**EXERCISE GOAL**
Gather each line of the entries below that includes "icon".

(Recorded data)
---
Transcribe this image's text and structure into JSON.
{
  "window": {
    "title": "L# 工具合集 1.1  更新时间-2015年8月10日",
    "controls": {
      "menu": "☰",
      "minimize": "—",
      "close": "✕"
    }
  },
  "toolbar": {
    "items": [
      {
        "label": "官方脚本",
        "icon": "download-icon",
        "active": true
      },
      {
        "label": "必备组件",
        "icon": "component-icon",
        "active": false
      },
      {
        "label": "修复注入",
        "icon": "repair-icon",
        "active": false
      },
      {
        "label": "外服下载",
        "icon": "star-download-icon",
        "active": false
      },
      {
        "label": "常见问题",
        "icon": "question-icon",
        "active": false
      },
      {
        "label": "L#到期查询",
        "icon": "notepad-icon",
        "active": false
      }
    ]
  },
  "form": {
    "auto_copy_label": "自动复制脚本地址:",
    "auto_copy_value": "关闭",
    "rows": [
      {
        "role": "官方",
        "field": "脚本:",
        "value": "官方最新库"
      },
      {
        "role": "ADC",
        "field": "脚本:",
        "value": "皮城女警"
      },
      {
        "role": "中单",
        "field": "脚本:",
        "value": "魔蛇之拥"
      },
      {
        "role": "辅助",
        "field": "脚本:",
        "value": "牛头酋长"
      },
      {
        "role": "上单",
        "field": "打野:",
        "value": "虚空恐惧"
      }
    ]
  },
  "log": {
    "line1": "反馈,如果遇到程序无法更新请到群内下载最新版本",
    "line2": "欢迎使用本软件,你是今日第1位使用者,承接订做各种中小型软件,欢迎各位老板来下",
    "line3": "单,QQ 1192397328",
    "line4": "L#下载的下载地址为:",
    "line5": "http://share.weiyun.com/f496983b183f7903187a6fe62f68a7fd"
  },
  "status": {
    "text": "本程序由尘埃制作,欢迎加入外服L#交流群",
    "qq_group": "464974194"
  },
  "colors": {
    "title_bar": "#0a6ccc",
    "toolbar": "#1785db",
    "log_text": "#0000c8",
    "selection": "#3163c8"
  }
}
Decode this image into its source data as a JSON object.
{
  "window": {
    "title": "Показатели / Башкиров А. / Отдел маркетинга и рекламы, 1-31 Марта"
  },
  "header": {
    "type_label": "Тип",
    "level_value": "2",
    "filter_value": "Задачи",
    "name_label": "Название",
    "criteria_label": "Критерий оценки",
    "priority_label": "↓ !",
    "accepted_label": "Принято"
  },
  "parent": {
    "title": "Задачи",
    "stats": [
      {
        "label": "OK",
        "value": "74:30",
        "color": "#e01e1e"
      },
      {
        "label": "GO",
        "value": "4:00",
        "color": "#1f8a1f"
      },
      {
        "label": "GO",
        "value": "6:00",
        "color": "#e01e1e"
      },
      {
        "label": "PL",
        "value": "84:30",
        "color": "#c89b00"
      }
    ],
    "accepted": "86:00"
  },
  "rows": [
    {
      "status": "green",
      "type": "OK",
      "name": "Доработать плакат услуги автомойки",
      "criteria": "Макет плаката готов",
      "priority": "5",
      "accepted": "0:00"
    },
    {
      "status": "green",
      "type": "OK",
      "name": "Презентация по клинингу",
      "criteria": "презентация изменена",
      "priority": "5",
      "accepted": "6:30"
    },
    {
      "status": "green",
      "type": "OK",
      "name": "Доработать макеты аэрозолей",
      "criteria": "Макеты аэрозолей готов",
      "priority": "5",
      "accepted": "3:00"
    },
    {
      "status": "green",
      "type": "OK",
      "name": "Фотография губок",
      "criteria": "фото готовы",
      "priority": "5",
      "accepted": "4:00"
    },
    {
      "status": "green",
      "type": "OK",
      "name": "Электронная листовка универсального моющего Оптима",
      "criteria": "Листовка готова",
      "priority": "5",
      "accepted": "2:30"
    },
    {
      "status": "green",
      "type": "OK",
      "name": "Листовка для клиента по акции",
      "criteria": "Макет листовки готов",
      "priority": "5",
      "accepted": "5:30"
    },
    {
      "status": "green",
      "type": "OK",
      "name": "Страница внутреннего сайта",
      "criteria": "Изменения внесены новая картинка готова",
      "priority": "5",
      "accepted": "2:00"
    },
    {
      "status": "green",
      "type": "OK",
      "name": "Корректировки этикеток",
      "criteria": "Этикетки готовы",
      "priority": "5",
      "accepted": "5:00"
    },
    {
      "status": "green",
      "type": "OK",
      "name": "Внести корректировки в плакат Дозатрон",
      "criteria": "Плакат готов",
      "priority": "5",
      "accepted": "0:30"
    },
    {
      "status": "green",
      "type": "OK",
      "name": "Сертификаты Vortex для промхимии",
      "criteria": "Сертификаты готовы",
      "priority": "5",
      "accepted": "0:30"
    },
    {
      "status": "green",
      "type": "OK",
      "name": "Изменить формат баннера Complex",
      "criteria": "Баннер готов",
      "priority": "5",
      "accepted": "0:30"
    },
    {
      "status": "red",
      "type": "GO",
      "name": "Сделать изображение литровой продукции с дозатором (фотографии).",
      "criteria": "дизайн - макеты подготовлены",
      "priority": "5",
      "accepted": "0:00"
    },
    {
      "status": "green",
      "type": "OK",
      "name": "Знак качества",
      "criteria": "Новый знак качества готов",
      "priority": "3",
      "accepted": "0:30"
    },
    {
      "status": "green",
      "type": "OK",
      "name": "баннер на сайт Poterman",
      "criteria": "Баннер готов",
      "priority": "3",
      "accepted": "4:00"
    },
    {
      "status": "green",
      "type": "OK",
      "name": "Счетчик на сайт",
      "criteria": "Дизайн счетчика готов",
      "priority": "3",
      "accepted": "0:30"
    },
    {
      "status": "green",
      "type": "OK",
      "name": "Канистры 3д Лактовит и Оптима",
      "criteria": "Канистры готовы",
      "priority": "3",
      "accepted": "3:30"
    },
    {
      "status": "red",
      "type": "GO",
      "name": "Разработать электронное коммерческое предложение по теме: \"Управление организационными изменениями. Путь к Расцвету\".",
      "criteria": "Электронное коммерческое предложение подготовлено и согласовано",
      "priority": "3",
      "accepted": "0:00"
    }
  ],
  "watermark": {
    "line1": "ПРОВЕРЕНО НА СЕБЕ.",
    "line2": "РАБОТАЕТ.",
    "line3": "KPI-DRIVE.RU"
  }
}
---
**ANSWER**
        "icon": "download-icon",
        "icon": "component-icon",
        "icon": "repair-icon",
        "icon": "star-download-icon",
        "icon": "question-icon",
        "icon": "notepad-icon",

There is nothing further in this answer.